Ordinarily, mortgage payments are made on a monthly basis over a number of years. Bi-weekly mortgages, on the other hand, involve paying off the mortgage in two bi-weekly payments every month, as opposed to a single monthly payment. The amount paid every month remains the same, as it’s divided into two. So you must be asking yourself, does this really make financial sense? What benefit does it give you in the long haul? Well, we have compiled a list of the advantages and disadvantages of bi-weekly mortgages, just for your information. Hopefully this will leave you in a far better position to make an informed decision on what type of mortgage is best for you.

Advantages of Bi-Weekly Mortgages
1. Every year has 52 weeks. If you make your mortgage payments once every two weeks, you end up paying a total of 26 times. This translates into the equivalent of 13 monthly payments. This means that you get to clear your mortgage faster.

2. For some, it is more budget friendly to pay once every two weeks compared to the single monthly payments. By splitting the monthly amount into two, a bi-weekly mortgage gives you flexibility. The smaller payment may fit more easily in your budget, especially if your pay period is also bi-weekly.

3. By paying an extra month every year off your repayment schedule, you reduce the amount of money paid in the long run. The extra payment generated should be deducted directly from the principal amount, resulting in less interest paid on the same amount of borrowed money.

4. By making an extra mortgage payment every year, you cultivate financial discipline. The good habits developed over time will trickle down to all areas of your finances, thus helping to improve your financial management skills.

5. It speeds up the building up of equity on a property. A property’s equity is simply the difference between its value and the mortgage balance against it. The faster the mortgage balance reduces, the higher the equity.

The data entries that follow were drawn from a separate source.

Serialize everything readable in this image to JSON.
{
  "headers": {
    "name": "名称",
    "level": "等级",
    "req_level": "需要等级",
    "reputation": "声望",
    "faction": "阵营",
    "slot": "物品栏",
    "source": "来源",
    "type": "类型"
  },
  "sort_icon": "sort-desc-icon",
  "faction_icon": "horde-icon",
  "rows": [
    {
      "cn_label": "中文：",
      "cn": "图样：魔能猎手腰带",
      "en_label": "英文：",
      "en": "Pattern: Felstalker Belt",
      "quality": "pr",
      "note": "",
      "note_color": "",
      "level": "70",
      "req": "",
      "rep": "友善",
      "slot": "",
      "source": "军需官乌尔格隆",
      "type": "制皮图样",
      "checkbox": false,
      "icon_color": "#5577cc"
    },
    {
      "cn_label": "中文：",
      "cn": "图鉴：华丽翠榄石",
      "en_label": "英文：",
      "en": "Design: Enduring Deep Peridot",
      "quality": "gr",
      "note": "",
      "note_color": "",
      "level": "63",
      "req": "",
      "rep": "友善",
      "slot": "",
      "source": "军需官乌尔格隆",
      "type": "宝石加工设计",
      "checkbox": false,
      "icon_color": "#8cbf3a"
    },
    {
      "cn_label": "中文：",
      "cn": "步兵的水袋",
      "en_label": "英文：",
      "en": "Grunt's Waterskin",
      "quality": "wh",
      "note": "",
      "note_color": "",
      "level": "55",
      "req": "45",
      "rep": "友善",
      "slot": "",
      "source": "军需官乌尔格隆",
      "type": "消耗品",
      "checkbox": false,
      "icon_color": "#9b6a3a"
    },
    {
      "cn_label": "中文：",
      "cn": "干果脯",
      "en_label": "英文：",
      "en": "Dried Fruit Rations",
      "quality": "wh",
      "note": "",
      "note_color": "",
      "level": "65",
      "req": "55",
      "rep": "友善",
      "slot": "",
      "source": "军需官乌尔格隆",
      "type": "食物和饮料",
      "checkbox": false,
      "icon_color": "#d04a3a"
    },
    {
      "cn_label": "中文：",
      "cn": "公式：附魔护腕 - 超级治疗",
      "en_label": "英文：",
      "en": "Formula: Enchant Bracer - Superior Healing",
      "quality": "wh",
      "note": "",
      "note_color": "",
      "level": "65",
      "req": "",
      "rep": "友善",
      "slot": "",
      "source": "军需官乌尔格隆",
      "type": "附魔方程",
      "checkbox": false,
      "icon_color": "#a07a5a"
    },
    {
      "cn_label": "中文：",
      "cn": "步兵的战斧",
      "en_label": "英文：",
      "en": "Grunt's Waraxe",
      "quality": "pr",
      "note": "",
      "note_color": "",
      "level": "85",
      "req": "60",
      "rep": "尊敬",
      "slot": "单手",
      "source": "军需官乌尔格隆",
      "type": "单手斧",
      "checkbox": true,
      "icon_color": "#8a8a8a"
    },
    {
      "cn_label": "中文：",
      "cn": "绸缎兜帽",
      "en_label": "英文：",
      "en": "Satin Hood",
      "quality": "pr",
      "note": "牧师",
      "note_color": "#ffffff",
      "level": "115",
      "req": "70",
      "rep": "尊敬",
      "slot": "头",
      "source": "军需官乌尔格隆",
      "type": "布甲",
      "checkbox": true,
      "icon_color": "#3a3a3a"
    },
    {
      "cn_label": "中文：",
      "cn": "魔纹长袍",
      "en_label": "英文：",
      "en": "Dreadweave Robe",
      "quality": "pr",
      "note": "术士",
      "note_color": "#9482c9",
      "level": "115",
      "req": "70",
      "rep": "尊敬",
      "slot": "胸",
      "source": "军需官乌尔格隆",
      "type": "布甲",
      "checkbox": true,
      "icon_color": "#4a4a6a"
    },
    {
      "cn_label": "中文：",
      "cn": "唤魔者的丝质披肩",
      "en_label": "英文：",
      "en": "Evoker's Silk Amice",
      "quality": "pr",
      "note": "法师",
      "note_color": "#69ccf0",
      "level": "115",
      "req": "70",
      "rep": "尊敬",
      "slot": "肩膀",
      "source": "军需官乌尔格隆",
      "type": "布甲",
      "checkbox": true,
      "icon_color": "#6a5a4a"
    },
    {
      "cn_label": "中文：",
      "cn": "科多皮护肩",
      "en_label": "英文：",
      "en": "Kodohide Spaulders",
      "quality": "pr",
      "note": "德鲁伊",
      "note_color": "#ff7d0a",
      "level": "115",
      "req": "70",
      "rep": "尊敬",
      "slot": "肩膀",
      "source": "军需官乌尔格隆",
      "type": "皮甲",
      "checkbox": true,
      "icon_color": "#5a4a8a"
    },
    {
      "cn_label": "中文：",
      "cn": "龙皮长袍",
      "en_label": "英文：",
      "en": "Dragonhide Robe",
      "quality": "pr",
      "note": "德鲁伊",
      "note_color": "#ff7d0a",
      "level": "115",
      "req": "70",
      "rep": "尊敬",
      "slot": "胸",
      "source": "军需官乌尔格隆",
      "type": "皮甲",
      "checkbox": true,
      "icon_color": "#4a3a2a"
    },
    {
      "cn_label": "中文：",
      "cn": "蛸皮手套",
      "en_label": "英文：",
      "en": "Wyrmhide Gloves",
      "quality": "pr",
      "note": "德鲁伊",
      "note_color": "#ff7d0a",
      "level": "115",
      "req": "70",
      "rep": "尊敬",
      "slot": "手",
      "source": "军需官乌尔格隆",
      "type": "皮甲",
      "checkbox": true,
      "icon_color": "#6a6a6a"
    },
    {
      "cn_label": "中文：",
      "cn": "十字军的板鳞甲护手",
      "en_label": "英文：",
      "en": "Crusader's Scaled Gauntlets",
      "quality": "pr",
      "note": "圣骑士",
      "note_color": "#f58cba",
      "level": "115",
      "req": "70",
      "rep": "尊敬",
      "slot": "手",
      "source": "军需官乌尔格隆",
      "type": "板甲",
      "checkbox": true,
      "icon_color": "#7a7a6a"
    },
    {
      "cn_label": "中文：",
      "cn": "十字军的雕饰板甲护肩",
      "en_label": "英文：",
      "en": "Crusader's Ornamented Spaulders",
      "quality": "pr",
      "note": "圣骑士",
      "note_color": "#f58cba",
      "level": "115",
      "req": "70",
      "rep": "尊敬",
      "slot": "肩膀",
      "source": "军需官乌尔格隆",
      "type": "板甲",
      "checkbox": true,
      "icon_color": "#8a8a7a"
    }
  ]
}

Disadvantages of Bi-Weekly Mortgages
1. Some lenders do not offer bi-weekly payment plans. This ends up bringing unnecessary costs in the form of registration fees and bi-weekly charges for lenders.

2. If you are someone with a tight budget, a bi-weekly mortgage could be dicey for your budget. It may tie up much needed extra cash, which can be detrimental in the case something comes up that demands that extra cash elsewhere.

All in all, the advantages of bi-weekly mortgages far outweigh the disadvantages. Hopefully you are now sufficiently informed, and you are on the way to figuring out whether a bi-weekly mortgage is right for you! For more information and to speak to a qualified lender about a bi-weekly mortgage, use the appointment scheduler below.